** Opening Entries supplied block **

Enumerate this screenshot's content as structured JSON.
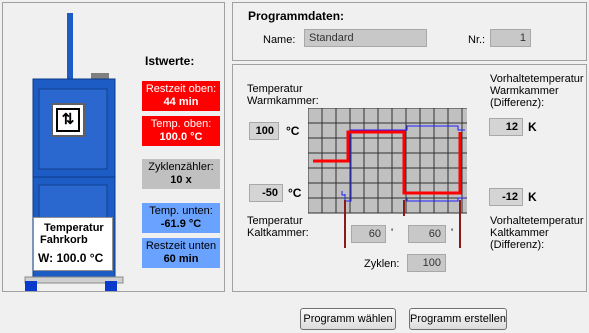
{
  "istwerte": {
    "title": "Istwerte:",
    "restzeit_oben_label": "Restzeit oben:",
    "restzeit_oben_value": "44 min",
    "temp_oben_label": "Temp. oben:",
    "temp_oben_value": "100.0 °C",
    "zyklen_label": "Zyklenzähler:",
    "zyklen_value": "10 x",
    "temp_unten_label": "Temp. unten:",
    "temp_unten_value": "-61.9 °C",
    "restzeit_unten_label": "Restzeit unten",
    "restzeit_unten_value": "60 min"
  },
  "fahrkorb": {
    "title": "Temperatur",
    "subtitle": "Fahrkorb",
    "value": "W:  100.0  °C"
  },
  "programmdaten": {
    "title": "Programmdaten:",
    "name_label": "Name:",
    "name_value": "Standard",
    "nr_label": "Nr.:",
    "nr_value": "1"
  },
  "params": {
    "warm_label_1": "Temperatur",
    "warm_label_2": "Warmkammer:",
    "warm_value": "100",
    "warm_unit": "°C",
    "kalt_value": "-50",
    "kalt_unit": "°C",
    "kalt_label_1": "Temperatur",
    "kalt_label_2": "Kaltkammer:",
    "vorhalt_warm_1": "Vorhaltetemperatur",
    "vorhalt_warm_2": "Warmkammer",
    "vorhalt_warm_3": "(Differenz):",
    "vorhalt_warm_value": "12",
    "vorhalt_warm_unit": "K",
    "vorhalt_kalt_value": "-12",
    "vorhalt_kalt_unit": "K",
    "vorhalt_kalt_1": "Vorhaltetemperatur",
    "vorhalt_kalt_2": "Kaltkammer",
    "vorhalt_kalt_3": "(Differenz):",
    "time_1": "60",
    "time_1_unit": "'",
    "time_2": "60",
    "time_2_unit": "'",
    "zyklen_label": "Zyklen:",
    "zyklen_value": "100"
  },
  "buttons": {
    "waehlen": "Programm wählen",
    "erstellen": "Programm erstellen"
  },
  "colors": {
    "red": "#ff0000",
    "blue": "#2a5caa",
    "lightblue": "#6aa2ff",
    "gray": "#c0c0c0"
  }
}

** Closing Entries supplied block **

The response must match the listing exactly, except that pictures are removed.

Enumerate this screenshot's content as structured JSON.
{
  "istwerte": {
    "title": "Istwerte:",
    "restzeit_oben_label": "Restzeit oben:",
    "restzeit_oben_value": "44 min",
    "temp_oben_label": "Temp. oben:",
    "temp_oben_value": "100.0 °C",
    "zyklen_label": "Zyklenzähler:",
    "zyklen_value": "10 x",
    "temp_unten_label": "Temp. unten:",
    "temp_unten_value": "-61.9 °C",
    "restzeit_unten_label": "Restzeit unten",
    "restzeit_unten_value": "60 min"
  },
  "fahrkorb": {
    "title": "Temperatur",
    "subtitle": "Fahrkorb",
    "value": "W:  100.0  °C"
  },
  "programmdaten": {
    "title": "Programmdaten:",
    "name_label": "Name:",
    "name_value": "Standard",
    "nr_label": "Nr.:",
    "nr_value": "1"
  },
  "params": {
    "warm_label_1": "Temperatur",
    "warm_label_2": "Warmkammer:",
    "warm_value": "100",
    "warm_unit": "°C",
    "kalt_value": "-50",
    "kalt_unit": "°C",
    "kalt_label_1": "Temperatur",
    "kalt_label_2": "Kaltkammer:",
    "vorhalt_warm_1": "Vorhaltetemperatur",
    "vorhalt_warm_2": "Warmkammer",
    "vorhalt_warm_3": "(Differenz):",
    "vorhalt_warm_value": "12",
    "vorhalt_warm_unit": "K",
    "vorhalt_kalt_value": "-12",
    "vorhalt_kalt_unit": "K",
    "vorhalt_kalt_1": "Vorhaltetemperatur",
    "vorhalt_kalt_2": "Kaltkammer",
    "vorhalt_kalt_3": "(Differenz):",
    "time_1": "60",
    "time_1_unit": "'",
    "time_2": "60",
    "time_2_unit": "'",
    "zyklen_label": "Zyklen:",
    "zyklen_value": "100"
  },
  "buttons": {
    "waehlen": "Programm wählen",
    "erstellen": "Programm erstellen"
  },
  "colors": {
    "red": "#ff0000",
    "blue": "#2a5caa",
    "lightblue": "#6aa2ff",
    "gray": "#c0c0c0"
  }
}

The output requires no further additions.